Negative vs positive gearing is a common discussion among property investors. Discussions that revolve around gearing are fixated on which approach is optimal for an investor. Should an investor tailor their investing approach to suit one or the other? The following will be discussed.
What is gearing?
Firstly, before comparing the two options it is important to outline what they are. Properties can be categorised as positive or negatively geared based upon their cash flow over the financial year. If at the end of the financial year the property puts more money into your pocket taking into account expenses, then the property is positively geared. Likewise, if the property requires additional funds to hold then it is negatively geared.
Note, properties can change their gearing over time. A negatively geared property can increase rent and pay down the loan to become positive. While a positive property may have an equity cash-out and become negative. The tax implications of these two approaches are different. A negatively geared property can reduce your overall tax burden whilst a positively geared property may require you to pay additional tax. However, the positively geared property does provide additional cash flow the negatively geared property does not.
A major misconception
One misconception about property investing is that buying property for tax incentives is a viable investment strategy. This is far from the truth, tax incentives with negatively geared property should not be your main focus when investing. Tax depreciation benefits should be supplementary to your overarching strategy. Property investing should be geared towards capital growth or cash flow depending on your circumstances. If you purchase an investment property that is negatively geared, it can rationalised if the property has strong potential for capital growth. However, purchasing a negatively geared property purely for tax incentives is redundant. To put this into perspective, you should run your property portfolio like a business, you wouldn’t start a business to lose money every month simply to minimise tax. Similarly, property investing doesn’t meet its full potential if investing simply for tax purposes.
Which is better?
As mentioned, the way a property is geared shouldn’t be the focus of an investment strategy. Positive or negative is supplementary to the overarching approach and goal of the investor. There appears to be an over-emphasis on the way an individual will gear a property to reduce their income tax. Purchasing property should focus on growth, cash flow, or a blend of both.

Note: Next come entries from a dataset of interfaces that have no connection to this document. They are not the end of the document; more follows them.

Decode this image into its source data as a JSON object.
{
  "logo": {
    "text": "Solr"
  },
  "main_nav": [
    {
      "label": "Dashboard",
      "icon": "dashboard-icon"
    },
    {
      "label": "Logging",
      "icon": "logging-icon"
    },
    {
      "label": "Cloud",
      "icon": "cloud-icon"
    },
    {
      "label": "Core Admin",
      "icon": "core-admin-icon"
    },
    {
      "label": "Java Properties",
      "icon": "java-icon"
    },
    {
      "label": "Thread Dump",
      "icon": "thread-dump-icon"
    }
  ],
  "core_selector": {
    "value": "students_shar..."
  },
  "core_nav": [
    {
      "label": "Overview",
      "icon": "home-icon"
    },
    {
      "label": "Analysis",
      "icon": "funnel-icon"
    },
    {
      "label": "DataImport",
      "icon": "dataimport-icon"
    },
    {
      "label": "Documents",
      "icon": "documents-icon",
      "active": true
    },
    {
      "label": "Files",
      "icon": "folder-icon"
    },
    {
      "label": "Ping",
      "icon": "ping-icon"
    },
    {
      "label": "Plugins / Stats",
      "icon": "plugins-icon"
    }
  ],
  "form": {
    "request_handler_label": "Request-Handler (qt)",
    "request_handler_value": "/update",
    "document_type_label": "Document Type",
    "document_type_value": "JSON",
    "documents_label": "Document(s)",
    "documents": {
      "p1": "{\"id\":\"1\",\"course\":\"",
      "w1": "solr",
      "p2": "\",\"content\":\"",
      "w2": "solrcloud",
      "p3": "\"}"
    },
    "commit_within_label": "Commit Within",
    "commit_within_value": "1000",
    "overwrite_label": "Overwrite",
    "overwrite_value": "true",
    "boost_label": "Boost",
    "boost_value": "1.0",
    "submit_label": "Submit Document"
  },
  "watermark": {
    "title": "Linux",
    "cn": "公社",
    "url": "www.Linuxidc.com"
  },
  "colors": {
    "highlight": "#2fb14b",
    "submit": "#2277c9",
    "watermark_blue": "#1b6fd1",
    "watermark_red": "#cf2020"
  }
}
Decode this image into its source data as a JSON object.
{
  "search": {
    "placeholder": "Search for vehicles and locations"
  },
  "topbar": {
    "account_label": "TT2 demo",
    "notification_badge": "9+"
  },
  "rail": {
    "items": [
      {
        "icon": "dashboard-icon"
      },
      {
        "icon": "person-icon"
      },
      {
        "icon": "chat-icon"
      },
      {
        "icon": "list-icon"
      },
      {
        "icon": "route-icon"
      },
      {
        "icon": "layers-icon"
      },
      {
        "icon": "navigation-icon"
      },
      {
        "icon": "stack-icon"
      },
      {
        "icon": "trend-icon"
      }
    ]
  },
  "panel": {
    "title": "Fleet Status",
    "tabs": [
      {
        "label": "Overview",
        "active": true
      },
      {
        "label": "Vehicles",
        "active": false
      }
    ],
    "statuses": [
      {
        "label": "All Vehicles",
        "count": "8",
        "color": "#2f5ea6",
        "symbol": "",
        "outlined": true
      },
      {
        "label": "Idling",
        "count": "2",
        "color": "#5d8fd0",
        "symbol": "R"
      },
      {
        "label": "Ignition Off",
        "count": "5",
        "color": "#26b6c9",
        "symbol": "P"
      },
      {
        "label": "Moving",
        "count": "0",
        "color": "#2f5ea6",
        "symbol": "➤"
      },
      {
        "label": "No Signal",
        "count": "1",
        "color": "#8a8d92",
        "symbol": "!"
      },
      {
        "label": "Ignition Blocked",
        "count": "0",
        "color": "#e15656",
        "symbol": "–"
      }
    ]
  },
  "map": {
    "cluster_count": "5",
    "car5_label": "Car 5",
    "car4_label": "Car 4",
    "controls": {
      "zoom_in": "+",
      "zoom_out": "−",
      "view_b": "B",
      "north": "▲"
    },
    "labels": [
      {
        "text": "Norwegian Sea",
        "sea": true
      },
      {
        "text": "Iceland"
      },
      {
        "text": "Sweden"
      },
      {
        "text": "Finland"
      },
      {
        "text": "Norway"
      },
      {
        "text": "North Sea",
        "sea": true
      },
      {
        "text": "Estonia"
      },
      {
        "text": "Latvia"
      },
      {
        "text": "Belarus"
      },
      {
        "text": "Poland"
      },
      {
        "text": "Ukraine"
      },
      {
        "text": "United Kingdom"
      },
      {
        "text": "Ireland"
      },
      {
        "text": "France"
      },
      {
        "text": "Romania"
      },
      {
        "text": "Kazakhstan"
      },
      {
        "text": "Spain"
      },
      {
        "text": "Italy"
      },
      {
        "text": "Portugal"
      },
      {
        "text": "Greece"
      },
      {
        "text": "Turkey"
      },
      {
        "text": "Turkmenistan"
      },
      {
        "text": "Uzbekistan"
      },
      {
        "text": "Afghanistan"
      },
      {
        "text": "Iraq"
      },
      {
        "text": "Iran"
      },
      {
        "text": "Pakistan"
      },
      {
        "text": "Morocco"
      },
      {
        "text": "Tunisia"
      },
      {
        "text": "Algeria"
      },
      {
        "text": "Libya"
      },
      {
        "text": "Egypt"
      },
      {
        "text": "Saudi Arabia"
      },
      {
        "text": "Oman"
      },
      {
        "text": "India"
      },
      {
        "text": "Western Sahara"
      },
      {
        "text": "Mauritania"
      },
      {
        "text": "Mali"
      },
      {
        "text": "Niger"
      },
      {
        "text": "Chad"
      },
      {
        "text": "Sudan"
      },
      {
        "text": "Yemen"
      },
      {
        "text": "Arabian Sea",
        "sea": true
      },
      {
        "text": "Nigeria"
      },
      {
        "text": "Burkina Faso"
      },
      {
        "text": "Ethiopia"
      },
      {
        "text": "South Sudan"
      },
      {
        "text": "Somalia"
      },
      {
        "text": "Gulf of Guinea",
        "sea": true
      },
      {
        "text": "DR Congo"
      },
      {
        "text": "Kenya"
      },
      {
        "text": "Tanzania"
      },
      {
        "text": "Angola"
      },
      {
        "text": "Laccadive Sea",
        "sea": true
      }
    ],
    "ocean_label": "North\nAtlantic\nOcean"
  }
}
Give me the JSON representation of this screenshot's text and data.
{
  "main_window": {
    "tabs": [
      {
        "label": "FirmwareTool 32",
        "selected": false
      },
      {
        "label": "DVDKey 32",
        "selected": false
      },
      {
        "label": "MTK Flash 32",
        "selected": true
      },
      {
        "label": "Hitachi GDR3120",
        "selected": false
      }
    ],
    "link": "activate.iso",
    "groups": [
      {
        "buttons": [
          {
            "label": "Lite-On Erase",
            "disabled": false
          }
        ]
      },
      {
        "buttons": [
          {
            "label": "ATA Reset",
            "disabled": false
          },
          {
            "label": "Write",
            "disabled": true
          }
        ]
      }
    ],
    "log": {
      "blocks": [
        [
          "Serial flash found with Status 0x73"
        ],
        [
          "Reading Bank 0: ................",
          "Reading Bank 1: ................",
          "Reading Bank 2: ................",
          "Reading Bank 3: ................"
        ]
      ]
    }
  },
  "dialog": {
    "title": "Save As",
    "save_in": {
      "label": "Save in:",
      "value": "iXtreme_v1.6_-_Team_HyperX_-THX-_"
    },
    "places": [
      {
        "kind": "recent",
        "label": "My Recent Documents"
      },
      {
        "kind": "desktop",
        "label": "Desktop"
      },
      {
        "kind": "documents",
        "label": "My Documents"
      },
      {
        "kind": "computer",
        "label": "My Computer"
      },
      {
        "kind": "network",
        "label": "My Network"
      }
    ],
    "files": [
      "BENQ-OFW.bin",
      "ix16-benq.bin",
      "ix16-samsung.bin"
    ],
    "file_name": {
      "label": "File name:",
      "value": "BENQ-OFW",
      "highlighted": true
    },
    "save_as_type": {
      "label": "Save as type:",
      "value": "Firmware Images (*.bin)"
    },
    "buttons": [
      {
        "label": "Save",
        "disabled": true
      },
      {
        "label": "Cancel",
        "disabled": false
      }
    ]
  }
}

An individual’s circumstances and ambitions will dictate the type of property they purchase. While the income of an investor will determine their borrowing capacity. Each of these variables may influence an investor’s approach to invest and the parameters they may be required to work within. If you had to choose one approach it would make sense to pick positively geared property as these put more money into your pocket than negatively geared property. However, neither should be at the forefront of an investor’s decision. An investor should focus on finding high-demand properties which will provide capital growth over time.
Positive vs negative gearing is a question that shouldn’t be at the forefront of an investor’s mind. Rather, the investor should ask what is my goal and what am I trying to achieve? The next step is to identify a property that will work towards achieving this goal for the investor. The concept of positive vs negative gearing shouldn’t play a role within the decision-making process of where and what to buy.
Gearing should be considered in a cash-flow analysis to determine the holding costs of a property and if this aligns with what the investor wants to achieve. If the goal is cash-flow, then purchasing high yield properties will be the focus and they are inherently positive geared. If the goal is solely capital growth then the investor isn’t concerned with additional holdings costs which may negatively gear a property. The gearing of a property doesn’t determine the property purchase nor should it be at the focus of your investment decisions.